Analysis of new figures reveals that Mossley Hill was the most expensive area of Liverpool to buy a house in last year.
Data from the Office for National Statistics reveals that of the 30 council wards in Liverpool, Mossley Hill saw the highest median house price in 2021, of £315,000.
This was followed by Woolton (£300,000) and Church (£285,000).
By contrast, the cheapest parts of Liverpool to purchase property were County, which had a median house price of £86,000, Anfield (£90,000) and Everton (£100,000).
The median – the middle number in a series – is used to ensure the figures are not skewed by extreme highs or lows.
Busiest and trendiest property markets in Liverpool
Meanwhile, the number of homes sold in Liverpool rose from 4,411 in 2020 to 5,067 last year.
Of sales last year, 6% (280) were in St Michael's – making it the busiest area for buyers.
At the other end of the scale, Princes Park saw just 76 properties sold in 2021, earning it the title of quietest area of Liverpool's property market.
The ONS figures also reveal the trendiest area – the one which saw the fastest growth in sales – in Liverpool.
Of the 27 wards with at least 100 properties sold, Everton saw 56% more properties sold in 2021 than in 2020, followed by St Michael’s (50%) and Greenbank (45%).
The national picture
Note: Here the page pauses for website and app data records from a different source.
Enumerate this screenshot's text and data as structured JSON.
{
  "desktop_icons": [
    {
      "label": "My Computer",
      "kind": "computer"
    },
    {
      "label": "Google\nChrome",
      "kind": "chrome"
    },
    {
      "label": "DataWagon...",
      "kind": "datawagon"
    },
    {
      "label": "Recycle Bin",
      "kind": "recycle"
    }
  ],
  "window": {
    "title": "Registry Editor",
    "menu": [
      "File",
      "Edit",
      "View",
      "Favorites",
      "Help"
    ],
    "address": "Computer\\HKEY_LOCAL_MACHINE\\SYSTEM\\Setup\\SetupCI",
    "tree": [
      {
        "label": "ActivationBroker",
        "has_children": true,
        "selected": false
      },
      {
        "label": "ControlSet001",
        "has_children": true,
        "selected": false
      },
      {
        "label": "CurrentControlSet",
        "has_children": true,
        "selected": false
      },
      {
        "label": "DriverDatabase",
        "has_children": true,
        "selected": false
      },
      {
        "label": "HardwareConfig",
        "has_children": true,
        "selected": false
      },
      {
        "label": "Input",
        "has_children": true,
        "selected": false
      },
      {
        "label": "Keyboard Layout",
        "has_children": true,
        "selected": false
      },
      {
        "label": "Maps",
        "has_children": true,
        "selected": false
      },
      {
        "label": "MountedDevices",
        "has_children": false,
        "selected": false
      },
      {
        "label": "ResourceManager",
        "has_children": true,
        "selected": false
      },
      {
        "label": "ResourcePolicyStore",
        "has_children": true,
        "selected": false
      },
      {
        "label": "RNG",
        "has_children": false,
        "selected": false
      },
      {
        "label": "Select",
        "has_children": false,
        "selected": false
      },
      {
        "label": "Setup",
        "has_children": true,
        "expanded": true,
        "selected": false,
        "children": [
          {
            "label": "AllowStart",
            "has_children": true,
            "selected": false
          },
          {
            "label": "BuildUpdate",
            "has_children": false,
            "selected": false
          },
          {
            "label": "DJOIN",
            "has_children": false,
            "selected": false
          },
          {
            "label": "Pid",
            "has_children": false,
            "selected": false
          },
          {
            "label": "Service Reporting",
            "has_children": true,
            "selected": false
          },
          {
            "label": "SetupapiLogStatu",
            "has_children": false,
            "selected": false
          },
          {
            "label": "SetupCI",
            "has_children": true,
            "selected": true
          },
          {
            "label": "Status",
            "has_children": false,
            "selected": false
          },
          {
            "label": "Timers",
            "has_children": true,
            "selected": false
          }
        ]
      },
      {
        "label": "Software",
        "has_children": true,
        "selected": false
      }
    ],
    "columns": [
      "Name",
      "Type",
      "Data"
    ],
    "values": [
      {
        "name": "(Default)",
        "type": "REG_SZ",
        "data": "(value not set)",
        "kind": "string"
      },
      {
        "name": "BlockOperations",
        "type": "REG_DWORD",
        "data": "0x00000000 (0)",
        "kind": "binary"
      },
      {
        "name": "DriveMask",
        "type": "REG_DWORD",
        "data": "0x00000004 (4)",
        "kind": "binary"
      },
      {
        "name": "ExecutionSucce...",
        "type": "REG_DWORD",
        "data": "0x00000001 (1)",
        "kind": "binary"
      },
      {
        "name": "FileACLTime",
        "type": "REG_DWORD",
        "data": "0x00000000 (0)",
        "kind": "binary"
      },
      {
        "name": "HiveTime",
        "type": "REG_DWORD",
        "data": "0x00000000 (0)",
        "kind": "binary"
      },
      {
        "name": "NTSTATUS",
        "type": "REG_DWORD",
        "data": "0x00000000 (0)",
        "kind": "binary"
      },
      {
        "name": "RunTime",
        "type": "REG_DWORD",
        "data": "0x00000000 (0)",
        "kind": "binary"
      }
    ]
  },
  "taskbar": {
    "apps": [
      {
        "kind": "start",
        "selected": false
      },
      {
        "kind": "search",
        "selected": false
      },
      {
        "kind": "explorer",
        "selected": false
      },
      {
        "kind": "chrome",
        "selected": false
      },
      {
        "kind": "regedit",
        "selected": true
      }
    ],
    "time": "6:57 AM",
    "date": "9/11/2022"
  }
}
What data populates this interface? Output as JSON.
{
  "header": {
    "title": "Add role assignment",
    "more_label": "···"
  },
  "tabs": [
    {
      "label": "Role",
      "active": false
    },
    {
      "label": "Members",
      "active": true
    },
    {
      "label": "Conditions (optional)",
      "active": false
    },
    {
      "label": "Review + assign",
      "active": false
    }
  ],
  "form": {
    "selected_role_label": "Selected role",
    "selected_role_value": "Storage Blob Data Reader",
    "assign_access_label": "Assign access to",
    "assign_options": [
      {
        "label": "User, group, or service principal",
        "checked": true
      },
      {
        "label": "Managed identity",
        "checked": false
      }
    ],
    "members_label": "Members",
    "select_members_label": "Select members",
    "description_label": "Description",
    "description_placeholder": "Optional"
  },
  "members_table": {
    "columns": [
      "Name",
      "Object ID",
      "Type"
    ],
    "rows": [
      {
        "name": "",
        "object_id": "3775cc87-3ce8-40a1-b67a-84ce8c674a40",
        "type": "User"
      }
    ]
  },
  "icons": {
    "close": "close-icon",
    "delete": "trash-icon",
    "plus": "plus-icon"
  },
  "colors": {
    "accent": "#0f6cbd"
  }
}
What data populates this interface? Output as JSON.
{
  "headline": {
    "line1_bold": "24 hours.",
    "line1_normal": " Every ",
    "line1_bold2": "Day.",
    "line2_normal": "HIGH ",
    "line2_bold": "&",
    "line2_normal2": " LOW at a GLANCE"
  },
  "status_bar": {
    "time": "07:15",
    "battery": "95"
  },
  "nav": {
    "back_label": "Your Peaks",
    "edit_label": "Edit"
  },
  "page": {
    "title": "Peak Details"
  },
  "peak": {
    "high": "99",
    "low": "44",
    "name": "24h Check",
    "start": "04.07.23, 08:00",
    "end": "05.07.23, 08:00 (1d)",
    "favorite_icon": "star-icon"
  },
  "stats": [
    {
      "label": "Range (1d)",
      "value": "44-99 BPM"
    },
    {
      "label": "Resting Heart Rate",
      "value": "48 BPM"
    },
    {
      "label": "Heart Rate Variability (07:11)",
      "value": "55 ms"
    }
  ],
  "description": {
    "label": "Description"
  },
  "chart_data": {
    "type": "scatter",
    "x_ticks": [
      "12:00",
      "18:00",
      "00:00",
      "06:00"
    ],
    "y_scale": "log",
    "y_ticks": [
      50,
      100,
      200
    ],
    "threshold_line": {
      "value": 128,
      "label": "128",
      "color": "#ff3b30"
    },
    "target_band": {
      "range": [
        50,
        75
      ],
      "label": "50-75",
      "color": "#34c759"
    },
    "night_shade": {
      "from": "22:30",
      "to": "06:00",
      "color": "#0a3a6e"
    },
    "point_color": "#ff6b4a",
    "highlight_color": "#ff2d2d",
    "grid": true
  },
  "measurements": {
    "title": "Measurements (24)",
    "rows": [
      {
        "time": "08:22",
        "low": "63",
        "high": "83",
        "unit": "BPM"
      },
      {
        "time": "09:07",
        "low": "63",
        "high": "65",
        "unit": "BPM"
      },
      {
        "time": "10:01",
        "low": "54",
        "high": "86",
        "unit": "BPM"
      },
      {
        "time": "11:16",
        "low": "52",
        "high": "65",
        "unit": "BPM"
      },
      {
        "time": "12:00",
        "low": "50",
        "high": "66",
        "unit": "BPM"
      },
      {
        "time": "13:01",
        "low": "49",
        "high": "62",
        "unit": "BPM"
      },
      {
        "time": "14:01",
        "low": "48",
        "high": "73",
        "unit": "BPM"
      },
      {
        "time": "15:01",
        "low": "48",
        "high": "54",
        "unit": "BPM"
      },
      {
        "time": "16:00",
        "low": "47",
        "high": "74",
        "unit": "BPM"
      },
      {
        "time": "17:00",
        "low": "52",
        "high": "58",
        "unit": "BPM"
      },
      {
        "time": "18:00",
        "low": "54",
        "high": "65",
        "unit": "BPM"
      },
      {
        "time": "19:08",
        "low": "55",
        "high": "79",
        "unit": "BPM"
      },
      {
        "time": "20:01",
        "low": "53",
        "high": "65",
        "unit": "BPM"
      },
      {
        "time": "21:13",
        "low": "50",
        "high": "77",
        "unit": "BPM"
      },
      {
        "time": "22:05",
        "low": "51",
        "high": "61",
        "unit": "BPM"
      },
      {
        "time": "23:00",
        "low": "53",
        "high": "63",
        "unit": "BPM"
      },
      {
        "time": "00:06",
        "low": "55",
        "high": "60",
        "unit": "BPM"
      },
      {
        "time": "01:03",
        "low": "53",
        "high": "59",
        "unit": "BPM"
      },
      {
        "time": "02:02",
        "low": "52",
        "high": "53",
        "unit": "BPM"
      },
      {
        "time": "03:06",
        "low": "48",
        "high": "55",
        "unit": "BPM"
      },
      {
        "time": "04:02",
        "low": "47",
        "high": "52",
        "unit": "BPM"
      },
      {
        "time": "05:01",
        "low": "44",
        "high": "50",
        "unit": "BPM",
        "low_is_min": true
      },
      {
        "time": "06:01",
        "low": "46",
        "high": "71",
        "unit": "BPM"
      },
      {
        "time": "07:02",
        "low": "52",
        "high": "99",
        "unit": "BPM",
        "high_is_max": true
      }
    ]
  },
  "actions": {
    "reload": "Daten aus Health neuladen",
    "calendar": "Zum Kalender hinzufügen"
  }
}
The Centre for Economics and Business Research said that following a period of significant growth during the pandemic, it expects house prices to experience downward pressure over the next year, as a result of sharp rises in mortgage rates.
Karl Thompson, an economist at the think tank, said the strongest price contractions are expected outside of London and the South East, causing greater regional price disparities.
The number of residential property sales in England increased by 21% to 821,407 between the end of 2020 and the end of last year.
Grainne Gilmore, head of research at Zoopla, said property values vary widely in large part because of the differing housing stock between areas – some neighbourhoods will have a higher number of five-bedroom detached homes, while others will be home to more flats and smaller properties.
But she said the difference between more and less expensive areas may start to narrow.
She added: "The demand for larger detached homes during the pandemic has pushed average values for houses higher over the last year, while price growth for flats has lagged.
"But there are signs that demand for flats in city centres is gaining momentum, so we could see faster rising prices in this part of the market."